*** Opening of Data listing ***

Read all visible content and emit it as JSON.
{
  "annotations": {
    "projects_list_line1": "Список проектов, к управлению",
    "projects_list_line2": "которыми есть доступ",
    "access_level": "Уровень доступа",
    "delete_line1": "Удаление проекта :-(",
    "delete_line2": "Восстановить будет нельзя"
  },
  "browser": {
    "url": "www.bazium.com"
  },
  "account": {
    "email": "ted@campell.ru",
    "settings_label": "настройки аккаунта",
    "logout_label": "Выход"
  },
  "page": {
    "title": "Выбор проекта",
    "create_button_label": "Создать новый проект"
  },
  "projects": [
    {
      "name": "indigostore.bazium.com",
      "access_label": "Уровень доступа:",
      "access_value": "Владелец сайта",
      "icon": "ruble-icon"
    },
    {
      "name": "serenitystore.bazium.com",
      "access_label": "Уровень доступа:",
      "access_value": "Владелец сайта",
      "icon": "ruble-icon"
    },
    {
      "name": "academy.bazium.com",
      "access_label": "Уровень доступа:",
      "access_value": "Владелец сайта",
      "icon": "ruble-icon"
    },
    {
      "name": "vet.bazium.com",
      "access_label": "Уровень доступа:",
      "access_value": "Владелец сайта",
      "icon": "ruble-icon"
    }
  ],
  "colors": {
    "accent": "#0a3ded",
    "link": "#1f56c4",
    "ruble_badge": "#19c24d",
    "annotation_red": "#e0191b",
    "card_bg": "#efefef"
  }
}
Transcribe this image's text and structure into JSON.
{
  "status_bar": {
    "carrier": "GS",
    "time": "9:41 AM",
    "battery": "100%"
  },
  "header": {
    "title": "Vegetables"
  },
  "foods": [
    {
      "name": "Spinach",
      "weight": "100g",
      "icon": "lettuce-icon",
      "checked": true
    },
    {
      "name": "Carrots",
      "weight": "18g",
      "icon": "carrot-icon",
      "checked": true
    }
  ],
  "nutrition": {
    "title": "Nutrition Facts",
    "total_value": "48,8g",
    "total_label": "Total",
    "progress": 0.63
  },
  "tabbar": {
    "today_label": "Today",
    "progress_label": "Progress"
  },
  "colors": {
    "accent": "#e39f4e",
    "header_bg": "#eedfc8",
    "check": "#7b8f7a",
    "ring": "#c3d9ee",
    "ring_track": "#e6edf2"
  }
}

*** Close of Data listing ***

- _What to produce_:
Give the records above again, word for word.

- _Written solution_:
Read all visible content and emit it as JSON.
{
  "annotations": {
    "projects_list_line1": "Список проектов, к управлению",
    "projects_list_line2": "которыми есть доступ",
    "access_level": "Уровень доступа",
    "delete_line1": "Удаление проекта :-(",
    "delete_line2": "Восстановить будет нельзя"
  },
  "browser": {
    "url": "www.bazium.com"
  },
  "account": {
    "email": "ted@campell.ru",
    "settings_label": "настройки аккаунта",
    "logout_label": "Выход"
  },
  "page": {
    "title": "Выбор проекта",
    "create_button_label": "Создать новый проект"
  },
  "projects": [
    {
      "name": "indigostore.bazium.com",
      "access_label": "Уровень доступа:",
      "access_value": "Владелец сайта",
      "icon": "ruble-icon"
    },
    {
      "name": "serenitystore.bazium.com",
      "access_label": "Уровень доступа:",
      "access_value": "Владелец сайта",
      "icon": "ruble-icon"
    },
    {
      "name": "academy.bazium.com",
      "access_label": "Уровень доступа:",
      "access_value": "Владелец сайта",
      "icon": "ruble-icon"
    },
    {
      "name": "vet.bazium.com",
      "access_label": "Уровень доступа:",
      "access_value": "Владелец сайта",
      "icon": "ruble-icon"
    }
  ],
  "colors": {
    "accent": "#0a3ded",
    "link": "#1f56c4",
    "ruble_badge": "#19c24d",
    "annotation_red": "#e0191b",
    "card_bg": "#efefef"
  }
}
Transcribe this image's text and structure into JSON.
{
  "status_bar": {
    "carrier": "GS",
    "time": "9:41 AM",
    "battery": "100%"
  },
  "header": {
    "title": "Vegetables"
  },
  "foods": [
    {
      "name": "Spinach",
      "weight": "100g",
      "icon": "lettuce-icon",
      "checked": true
    },
    {
      "name": "Carrots",
      "weight": "18g",
      "icon": "carrot-icon",
      "checked": true
    }
  ],
  "nutrition": {
    "title": "Nutrition Facts",
    "total_value": "48,8g",
    "total_label": "Total",
    "progress": 0.63
  },
  "tabbar": {
    "today_label": "Today",
    "progress_label": "Progress"
  },
  "colors": {
    "accent": "#e39f4e",
    "header_bg": "#eedfc8",
    "check": "#7b8f7a",
    "ring": "#c3d9ee",
    "ring_track": "#e6edf2"
  }
}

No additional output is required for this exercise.